▶ EXERCISE REQUIREMENTS: Where the word "disks" shows up in a line below, that line is counted. State how many lines are counted, without any other words.

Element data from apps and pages
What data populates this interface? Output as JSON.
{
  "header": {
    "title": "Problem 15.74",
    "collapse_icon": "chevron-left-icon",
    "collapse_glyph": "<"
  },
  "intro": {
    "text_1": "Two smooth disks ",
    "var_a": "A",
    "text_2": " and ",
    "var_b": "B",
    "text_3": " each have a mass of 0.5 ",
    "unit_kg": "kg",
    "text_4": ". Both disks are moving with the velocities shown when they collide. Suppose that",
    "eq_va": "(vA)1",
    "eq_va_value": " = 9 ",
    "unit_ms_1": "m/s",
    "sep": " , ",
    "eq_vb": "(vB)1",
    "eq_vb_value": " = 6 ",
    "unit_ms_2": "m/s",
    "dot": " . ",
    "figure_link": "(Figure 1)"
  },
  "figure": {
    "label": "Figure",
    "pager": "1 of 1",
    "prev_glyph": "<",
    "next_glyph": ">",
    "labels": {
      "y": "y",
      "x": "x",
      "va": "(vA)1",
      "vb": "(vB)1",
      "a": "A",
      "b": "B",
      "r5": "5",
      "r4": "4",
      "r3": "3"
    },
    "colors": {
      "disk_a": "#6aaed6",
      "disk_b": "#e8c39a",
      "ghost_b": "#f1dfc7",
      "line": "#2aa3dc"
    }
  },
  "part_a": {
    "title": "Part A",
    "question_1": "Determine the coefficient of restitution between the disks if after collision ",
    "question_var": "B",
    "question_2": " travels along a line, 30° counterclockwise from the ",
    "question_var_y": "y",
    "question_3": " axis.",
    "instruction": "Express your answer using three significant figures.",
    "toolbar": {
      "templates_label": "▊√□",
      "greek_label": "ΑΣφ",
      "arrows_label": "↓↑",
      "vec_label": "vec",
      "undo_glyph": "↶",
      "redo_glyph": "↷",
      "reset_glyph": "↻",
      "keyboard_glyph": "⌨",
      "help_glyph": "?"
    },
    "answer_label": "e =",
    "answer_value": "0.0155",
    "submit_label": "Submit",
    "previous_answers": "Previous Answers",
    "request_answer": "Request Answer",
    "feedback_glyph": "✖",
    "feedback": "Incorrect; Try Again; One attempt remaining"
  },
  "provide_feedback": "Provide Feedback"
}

▶ YOUR SOLUTION: 3